- "Everyone hurts" in the GM strike, which is in its fifth week, Bank of America says.
- "Investors likely will also react negatively if management is perceived to have caved into labor's demands," BofA's John Murphy says in a note.
The strike by General Motors workers has cost about $2 billion through the first four weeks, Bank of America estimates, saying that the beginning of week five means "everyone hurts."
"A prolonged strike could burn significant cash and bring GM to its knees, but investors likely will also react negatively if management is perceived to have caved into labor's demands and GM's long-term competitiveness is threatened," Bank of America analyst John Murphy said in a note to investors on Tuesday.
The strike by the United Automobile Workers union is costing GM about $100 million in lost earnings before interest and taxes per day, Bank of America estimated.
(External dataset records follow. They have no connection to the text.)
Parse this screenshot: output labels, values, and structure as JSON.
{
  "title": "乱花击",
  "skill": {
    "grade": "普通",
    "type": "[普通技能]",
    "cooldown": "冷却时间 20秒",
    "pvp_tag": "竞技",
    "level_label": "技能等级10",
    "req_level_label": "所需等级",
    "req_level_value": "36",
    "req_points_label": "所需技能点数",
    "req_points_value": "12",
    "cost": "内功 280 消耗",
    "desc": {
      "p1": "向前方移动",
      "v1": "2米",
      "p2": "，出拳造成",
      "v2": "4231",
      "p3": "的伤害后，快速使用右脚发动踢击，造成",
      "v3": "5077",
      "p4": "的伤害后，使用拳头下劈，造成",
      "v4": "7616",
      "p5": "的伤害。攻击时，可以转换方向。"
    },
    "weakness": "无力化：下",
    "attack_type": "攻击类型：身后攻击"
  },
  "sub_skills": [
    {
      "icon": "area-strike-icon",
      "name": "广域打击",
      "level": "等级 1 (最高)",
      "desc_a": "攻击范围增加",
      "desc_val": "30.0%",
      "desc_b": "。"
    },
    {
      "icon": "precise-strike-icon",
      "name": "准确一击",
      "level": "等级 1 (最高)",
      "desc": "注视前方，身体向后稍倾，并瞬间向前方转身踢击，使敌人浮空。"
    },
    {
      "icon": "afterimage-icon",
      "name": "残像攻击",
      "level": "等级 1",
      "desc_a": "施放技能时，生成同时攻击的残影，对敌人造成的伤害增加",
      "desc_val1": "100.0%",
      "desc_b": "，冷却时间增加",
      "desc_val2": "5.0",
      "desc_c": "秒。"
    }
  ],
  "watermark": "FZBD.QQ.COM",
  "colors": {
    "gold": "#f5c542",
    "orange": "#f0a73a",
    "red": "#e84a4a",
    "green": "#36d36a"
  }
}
The firm also noted that the total lost profit has cost each GM worker as much as $4,000 in net take-home pay.
Negotiations are continuing. The union summoned local leaders to Detroit to meet Thursday for an update on the negotiations. The union has traditionally done this when a tentative agreement has been reached or, as was the case a month ago, to discuss and vote on other actions such as a strike.